By Susan Lieberman
What do the Taj Mahal, Yellowstone National Park, the Great Wall of China, and Virunga National Park have in common? They are all UNESCO World Heritage Sites, protected by an international convention recognizing that they and another thousand special places around the world are the common heritage of humanity and deserve the highest level of protection.
Under the radar of most media, a fascinating and critical international meeting will open on June 28 in Bonn, Germany that impacts all of us in profound ways. The Government of Germany is hosting a meeting of the World Heritage Convention of UNESCO (United Nations Educational, Scientific, and Cultural Organization).
Why should we care? The World Heritage Convention (officially, the Convention Concerning the Protection of the World Cultural and Natural Heritage) was adopted by the General Conference of UNESCO in November 1972, and entered into force in December 1975—40 years ago this year.
Today, the Convention has 191 member Governments, and is one of the most universally accepted of all international conventions.
The World Heritage Convention developed from the merging of two separate movements: one focusing on the preservation of cultural sites and the other dealing with the conservation of natural sites. The convention links the two with the understanding that the “…deterioration or disappearance of any item of the cultural or natural heritage constitutes a harmful impoverishment of the heritage of all the nations of the world.”
Today, there are 1,007 World Heritage sites—779 cultural sites, 197 natural sites, and 31 listed as mixed cultural and natural. The World Heritage Convention confers a level of protection that goes a significant step beyond that provided at the national level. Many governments see the designation as important politically, as a matter of national pride, and as a tourism draw. Their joining the Convention and their agreement to listing of sites commits them in front of the global community to preserve these sites and protect them from destruction or degradation.
The upcoming World Heritage meeting will focus on many issues, including in particular “Sites In Danger.” Sites are found to be in danger due to many factors, including armed conflict or war and natural disasters like the recent earthquakes in Nepal.
For example, there will be discussion this year of the horrible destruction to World Heritage cultural sites caused by fighting in Syria, Iraq, and Yemen. Everything must be done to protect these special places that are a part of our collective cultural heritage.
But the world’s natural World Heritage sites are also part of our collective heritage, which is why they can be listed as in danger due to urgent threats like wildlife trafficking and extractive industries such as oil and gas exploration and exploitation and mining. Destruction of these irreplaceable treasures is just as horrible as destruction of the monuments and other cultural sites across the globe. Pressures on protected areas and national parks globally – including at World Heritage sites –are enormous today.
If the Acropolis in Athens or England’s Stonehenge were threatened by development of a uranium mine or a group of oil wells and pipelines, there would be a global uproar. But that is what is happening at numerous World Heritage sites. The Committee of the World Heritage Convention and UNESCO have repeatedly stated that extractive industrial activities threaten the outstanding universal value of these sites.

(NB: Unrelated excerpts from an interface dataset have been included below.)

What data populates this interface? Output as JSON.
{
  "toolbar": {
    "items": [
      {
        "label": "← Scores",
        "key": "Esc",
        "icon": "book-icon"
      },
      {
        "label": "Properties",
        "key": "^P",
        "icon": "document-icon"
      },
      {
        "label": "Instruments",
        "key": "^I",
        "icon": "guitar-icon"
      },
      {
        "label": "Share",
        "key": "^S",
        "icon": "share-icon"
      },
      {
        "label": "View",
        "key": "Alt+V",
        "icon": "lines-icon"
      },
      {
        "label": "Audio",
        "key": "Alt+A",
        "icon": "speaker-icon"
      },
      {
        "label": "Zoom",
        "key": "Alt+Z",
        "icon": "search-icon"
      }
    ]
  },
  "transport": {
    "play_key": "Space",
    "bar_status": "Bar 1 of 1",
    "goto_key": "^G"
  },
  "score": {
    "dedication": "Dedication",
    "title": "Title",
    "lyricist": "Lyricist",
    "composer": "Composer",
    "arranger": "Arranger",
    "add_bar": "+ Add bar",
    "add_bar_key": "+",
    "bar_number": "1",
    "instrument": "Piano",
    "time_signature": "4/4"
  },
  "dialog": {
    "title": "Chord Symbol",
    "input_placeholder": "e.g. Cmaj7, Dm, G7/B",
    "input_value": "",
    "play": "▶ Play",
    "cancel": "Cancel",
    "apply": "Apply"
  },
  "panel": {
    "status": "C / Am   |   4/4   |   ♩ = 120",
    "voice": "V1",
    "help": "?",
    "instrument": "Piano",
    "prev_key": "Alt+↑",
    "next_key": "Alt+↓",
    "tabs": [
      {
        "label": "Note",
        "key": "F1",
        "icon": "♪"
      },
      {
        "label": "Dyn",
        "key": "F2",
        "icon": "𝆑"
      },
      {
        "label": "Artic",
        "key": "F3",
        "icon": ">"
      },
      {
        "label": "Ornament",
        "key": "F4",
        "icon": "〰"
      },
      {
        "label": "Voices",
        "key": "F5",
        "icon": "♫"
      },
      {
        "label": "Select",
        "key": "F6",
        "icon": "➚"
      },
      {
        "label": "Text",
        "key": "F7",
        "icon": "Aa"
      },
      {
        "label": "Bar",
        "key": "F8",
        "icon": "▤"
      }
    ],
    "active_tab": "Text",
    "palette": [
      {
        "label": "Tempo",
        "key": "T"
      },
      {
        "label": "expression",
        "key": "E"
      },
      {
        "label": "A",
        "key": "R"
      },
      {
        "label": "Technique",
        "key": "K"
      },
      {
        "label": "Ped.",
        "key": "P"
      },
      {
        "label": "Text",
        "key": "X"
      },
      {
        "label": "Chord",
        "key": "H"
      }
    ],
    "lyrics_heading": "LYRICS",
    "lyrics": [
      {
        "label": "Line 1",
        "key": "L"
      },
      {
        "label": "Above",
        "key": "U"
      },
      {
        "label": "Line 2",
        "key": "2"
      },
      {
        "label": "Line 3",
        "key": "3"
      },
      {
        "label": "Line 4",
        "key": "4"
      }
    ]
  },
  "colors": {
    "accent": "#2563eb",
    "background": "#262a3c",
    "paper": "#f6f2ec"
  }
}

Yet the threats continue. The global scourge of trafficking in ivory, rhino horn, and other products from illegally killed elephants, rhinos, and other endangered wildlife species particularly threatens World Heritage sites. These include the Selous in Tanzania and several sites in the Democratic Republic of Congo, among many others. It is time to stand up for our common heritage with concern, outrage, and action through World Heritage.
The Wildlife Conservation Society works at 28 of these natural sites. Many are seriously endangered by these threats, which derive from human greed and false prioritization of short-term economic gains over long-term environmental, societal, and cultural values. But fortunately, many do have the full support and protection of their national governments, which would and could do more with sufficient resources and support from around the world.

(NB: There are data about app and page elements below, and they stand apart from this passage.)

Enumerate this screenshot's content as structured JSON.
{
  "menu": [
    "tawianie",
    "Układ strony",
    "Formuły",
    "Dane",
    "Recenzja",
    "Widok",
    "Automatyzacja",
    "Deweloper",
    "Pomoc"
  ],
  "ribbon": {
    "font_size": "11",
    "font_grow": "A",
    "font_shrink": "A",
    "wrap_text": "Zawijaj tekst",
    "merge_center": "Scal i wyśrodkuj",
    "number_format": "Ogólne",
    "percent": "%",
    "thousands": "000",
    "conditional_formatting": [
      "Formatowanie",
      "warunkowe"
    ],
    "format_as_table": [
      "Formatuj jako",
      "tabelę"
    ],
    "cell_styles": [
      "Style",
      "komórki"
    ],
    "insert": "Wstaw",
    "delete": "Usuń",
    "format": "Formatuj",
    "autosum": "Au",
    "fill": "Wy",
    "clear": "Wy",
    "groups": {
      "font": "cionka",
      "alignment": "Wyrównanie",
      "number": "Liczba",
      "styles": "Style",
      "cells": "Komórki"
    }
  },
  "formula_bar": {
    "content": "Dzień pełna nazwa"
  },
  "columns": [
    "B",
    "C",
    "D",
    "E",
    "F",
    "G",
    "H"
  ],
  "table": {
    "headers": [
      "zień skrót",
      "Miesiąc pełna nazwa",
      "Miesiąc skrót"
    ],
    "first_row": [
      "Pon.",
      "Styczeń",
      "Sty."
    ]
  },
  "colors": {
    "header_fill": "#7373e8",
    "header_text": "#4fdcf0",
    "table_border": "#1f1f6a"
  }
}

I’ll be at Bonn working with our partners to help ensure that countries that have signed on to the World Heritage Convention honor their commitments to preserve their listed natural sites and protect them from threats such as extractive industries and wildlife trafficking—for the benefit of all humanity—forever.
As I head to Bonn, I am moved by Pope Francis’ groundbreaking and inspirational encyclical issued last week (Laudato si, “On care for our common home”). In addition to its laudable call for action on climate change, it eloquently states, “Caring for ecosystems demands far-sightedness, since no one looking for quick and easy profit is truly interested in their preservation.”
“But the cost of the damage caused by such selfish lack of concern,” Francis continues, “is much greater than the economic benefits to be obtained. Where certain species are destroyed or seriously harmed, the values involved are incalculable. We can be silent witnesses to terrible injustices if we think that we can obtain significant benefits by making the rest of humanity, present and future, pay the extremely high costs of environmental deterioration.”
The global community that will come together in Bonn on behalf of our common heritage, both cultural and natural, should heed those words. Rather than bear silent witness to injustices, we must work together to ensure the protection of our precious natural World Heritage sites.
Dr. Susan Lieberman is Vice President for International Policy at WCS (Wildlife Conservation Society). Follow Susan on Twitter at: @SSLieberman.